Grassley has asked state officials to tell him by Feb. 13 what action, if any, "they have taken against top prescribers, whether those doctors are still eligible to bill Medicaid, whether any of the doctors were referred to their state medical boards for investigation, and what systems have been set up to track possibly excessive prescribing, among others."

“These types of drugs have addictive properties, and the potential for fraud and abuse by prescribers and patients is extremely high,” Grassley wrote in Monday’s letters. “When these drugs are prescribed to Medicaid patients, it is the American people who pay the price for over-prescription, abuse, and fraud.”

Grassley, the senior Republican on the Senate Judiciary Committee, has long argued for greater transparency in health care. The painkillers and mental health drugs Grassley is inquiring about are among the top drivers of Medicaid drug spending.

Ornstein and Weber had previously reported that Florida allowed at least three physicians to keep treating and prescribing drugs to the poor amid clear signs of possible misconduct.

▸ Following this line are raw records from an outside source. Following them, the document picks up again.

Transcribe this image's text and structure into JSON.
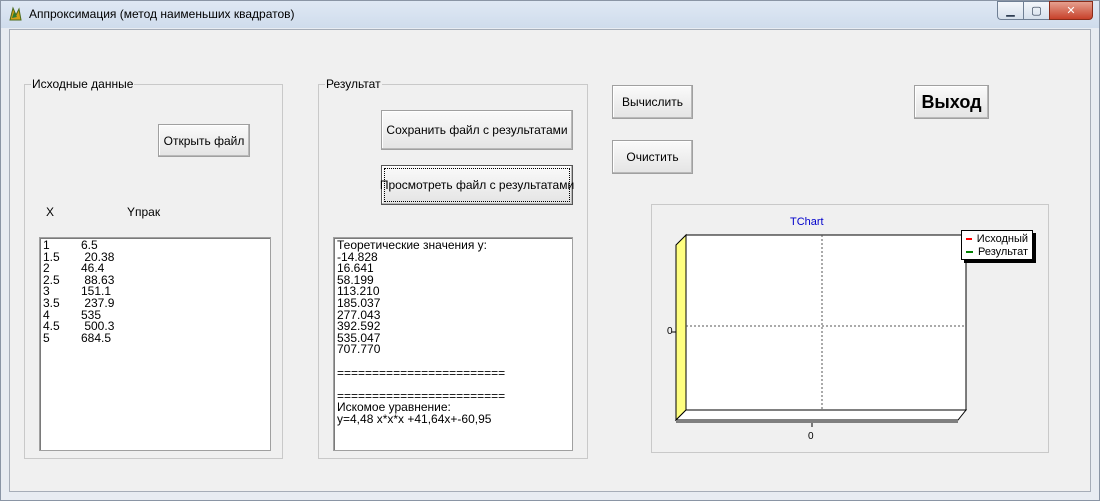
{
  "window": {
    "title": "Аппроксимация (метод наименьших квадратов)",
    "icon": "app-icon",
    "controls": [
      "minimize",
      "maximize",
      "close"
    ]
  },
  "source_group": {
    "caption": "Исходные данные",
    "open_button": "Открыть файл",
    "col_x": "X",
    "col_y": "Yпрак",
    "rows": [
      {
        "x": "1",
        "y": "6.5"
      },
      {
        "x": "1.5",
        "y": " 20.38"
      },
      {
        "x": "2",
        "y": "46.4"
      },
      {
        "x": "2.5",
        "y": " 88.63"
      },
      {
        "x": "3",
        "y": "151.1"
      },
      {
        "x": "3.5",
        "y": " 237.9"
      },
      {
        "x": "4",
        "y": "535"
      },
      {
        "x": "4.5",
        "y": " 500.3"
      },
      {
        "x": "5",
        "y": "684.5"
      }
    ]
  },
  "result_group": {
    "caption": "Результат",
    "save_button": "Сохранить файл с результатами",
    "view_button": "Просмотреть файл с результатами",
    "lines": [
      "Теоретические значения у:",
      "-14.828",
      "16.641",
      "58.199",
      "113.210",
      "185.037",
      "277.043",
      "392.592",
      "535.047",
      "707.770",
      "",
      "========================",
      "",
      "========================",
      "Искомое уравнение:",
      "у=4,48 x*x*x +41,64x+-60,95"
    ]
  },
  "actions": {
    "compute_button": "Вычислить",
    "clear_button": "Очистить",
    "exit_button": "Выход"
  },
  "chart": {
    "title": "TChart",
    "legend": [
      {
        "name": "Исходный",
        "color": "#ff0000"
      },
      {
        "name": "Результат",
        "color": "#008000"
      }
    ],
    "y_tick": "0",
    "x_tick": "0"
  },
  "chart_data": {
    "type": "line",
    "title": "TChart",
    "series": [
      {
        "name": "Исходный",
        "values": []
      },
      {
        "name": "Результат",
        "values": []
      }
    ],
    "y_ticks": [
      "0"
    ],
    "x_ticks": [
      "0"
    ],
    "grid": true,
    "legend_position": "top-right"
  }
}
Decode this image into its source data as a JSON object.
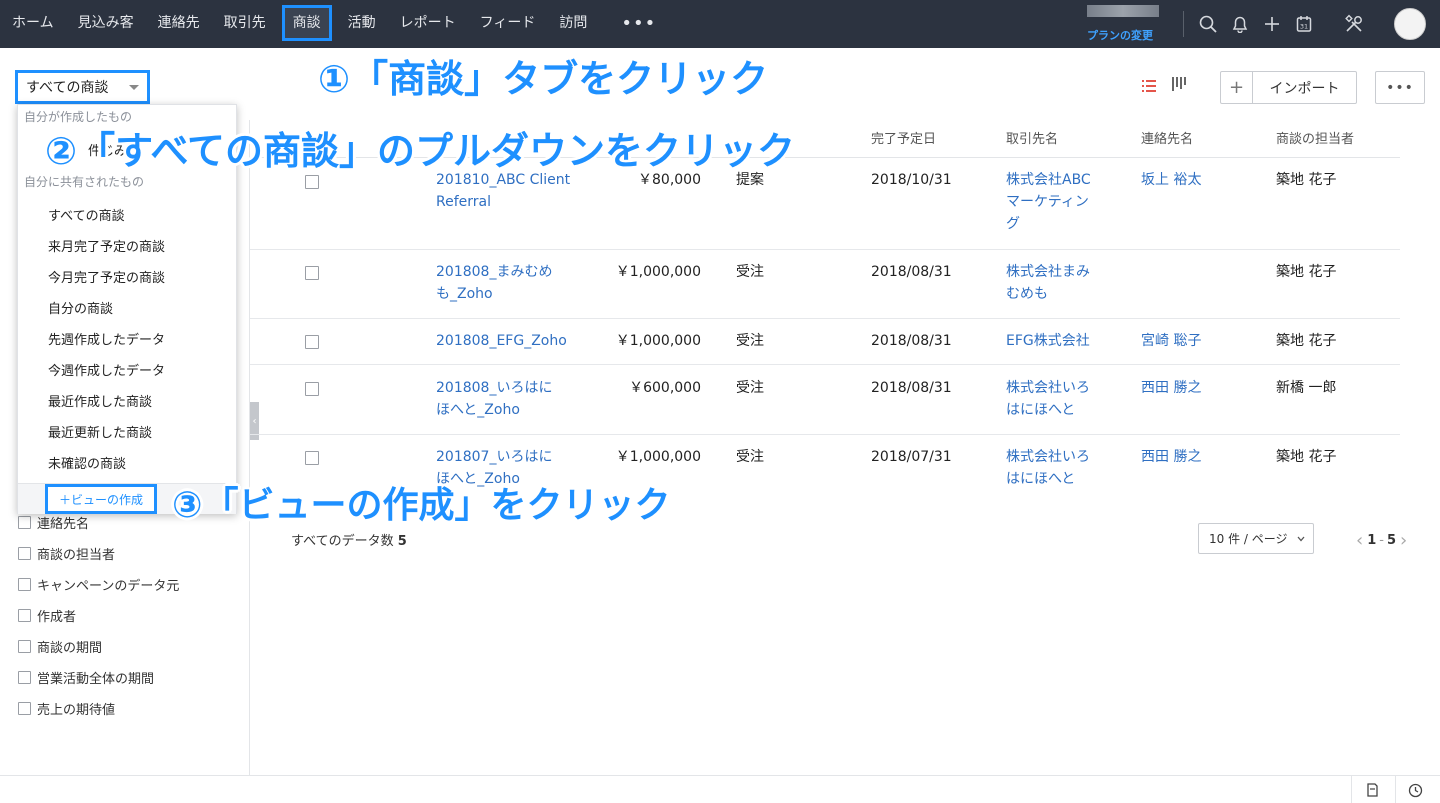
{
  "nav": {
    "items": [
      "ホーム",
      "見込み客",
      "連絡先",
      "取引先",
      "商談",
      "活動",
      "レポート",
      "フィード",
      "訪問"
    ],
    "active_index": 4,
    "more": "•••",
    "plan_link": "プランの変更",
    "icons": [
      "search-icon",
      "bell-icon",
      "plus-icon",
      "calendar-icon",
      "tools-icon"
    ],
    "calendar_day": "31"
  },
  "toolbar": {
    "view_select_label": "すべての商談",
    "import_label": "インポート",
    "plus_label": "+",
    "more_label": "•••"
  },
  "annotations": {
    "step1": "①「商談」タブをクリック",
    "step2": "②「すべての商談」のプルダウンをクリック",
    "step3": "③「ビューの作成」をクリック"
  },
  "dropdown": {
    "group_own": "自分が作成したもの",
    "own_partial": "件じみ",
    "group_shared": "自分に共有されたもの",
    "items": [
      "すべての商談",
      "来月完了予定の商談",
      "今月完了予定の商談",
      "自分の商談",
      "先週作成したデータ",
      "今週作成したデータ",
      "最近作成した商談",
      "最近更新した商談",
      "未確認の商談"
    ],
    "create_view": "＋ビューの作成"
  },
  "filters": [
    "連絡先名",
    "商談の担当者",
    "キャンペーンのデータ元",
    "作成者",
    "商談の期間",
    "営業活動全体の期間",
    "売上の期待値"
  ],
  "table": {
    "headers": {
      "close_date": "完了予定日",
      "account": "取引先名",
      "contact": "連絡先名",
      "owner": "商談の担当者"
    },
    "rows": [
      {
        "name": "201810_ABC Client\nReferral",
        "amount": "￥80,000",
        "stage": "提案",
        "date": "2018/10/31",
        "account": "株式会社ABC\nマーケティン\nグ",
        "contact": "坂上 裕太",
        "owner": "築地 花子"
      },
      {
        "name": "201808_まみむめ\nも_Zoho",
        "amount": "￥1,000,000",
        "stage": "受注",
        "date": "2018/08/31",
        "account": "株式会社まみ\nむめも",
        "contact": "",
        "owner": "築地 花子"
      },
      {
        "name": "201808_EFG_Zoho",
        "amount": "￥1,000,000",
        "stage": "受注",
        "date": "2018/08/31",
        "account": "EFG株式会社",
        "contact": "宮崎 聡子",
        "owner": "築地 花子"
      },
      {
        "name": "201808_いろはに\nほへと_Zoho",
        "amount": "￥600,000",
        "stage": "受注",
        "date": "2018/08/31",
        "account": "株式会社いろ\nはにほへと",
        "contact": "西田 勝之",
        "owner": "新橋 一郎"
      },
      {
        "name": "201807_いろはに\nほへと_Zoho",
        "amount": "￥1,000,000",
        "stage": "受注",
        "date": "2018/07/31",
        "account": "株式会社いろ\nはにほへと",
        "contact": "西田 勝之",
        "owner": "築地 花子"
      }
    ]
  },
  "footer": {
    "total_label": "すべてのデータ数",
    "total_count": "5",
    "per_page": "10 件 / ページ",
    "page_range_start": "1",
    "page_range_sep": "-",
    "page_range_end": "5"
  },
  "colors": {
    "nav_bg": "#2c3340",
    "highlight": "#1e90ff",
    "link": "#2f6fc2"
  }
}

A number of the top-prescribing Medicaid doctors around the country are listed in ProPublica’s Dollars for Docs database  of payments made by 12 pharmaceutical companies to physicians for speaking and consulting Medicaid, jointly funded by the states and federal government, provides health care coverage to about 60 million low-income enrollees.



Oklahoma’s Aden Evening News on reported that thousands of pain pills are missing from Calloway Nursing Home. Police have launched an investigation.  Between 2,000 and 3,000 Lortab pills were discovered missing during a routine state audit.  Why didn’t the nursing home know it was missing the narcotics? 

Several employees are suspected of stealing and distributing the drug, but no employees have been arrested.


ABC News out of Chicago, Illinois reported the sentencing of nursing home employee Marty Himebaugh for criminal neglect that led to the death of 6 nursing home residents.  In 2006 six patients died from over-medication of morphine.  Himebaugh, a nurse for Woodstock Residence Nursing Center pleaded guilty to one count of criminal neglect and the five other charges were dropped.

Himebaugh will not serve any jail time.  Himebaugh was sentenced to only two years of probation. There are still civil cases against Himbaugh that have yet to come to court.  One of the plaintiff attorneys for one family was frustrated with the prosecution’s inability to prove the range of charges found during the investigation.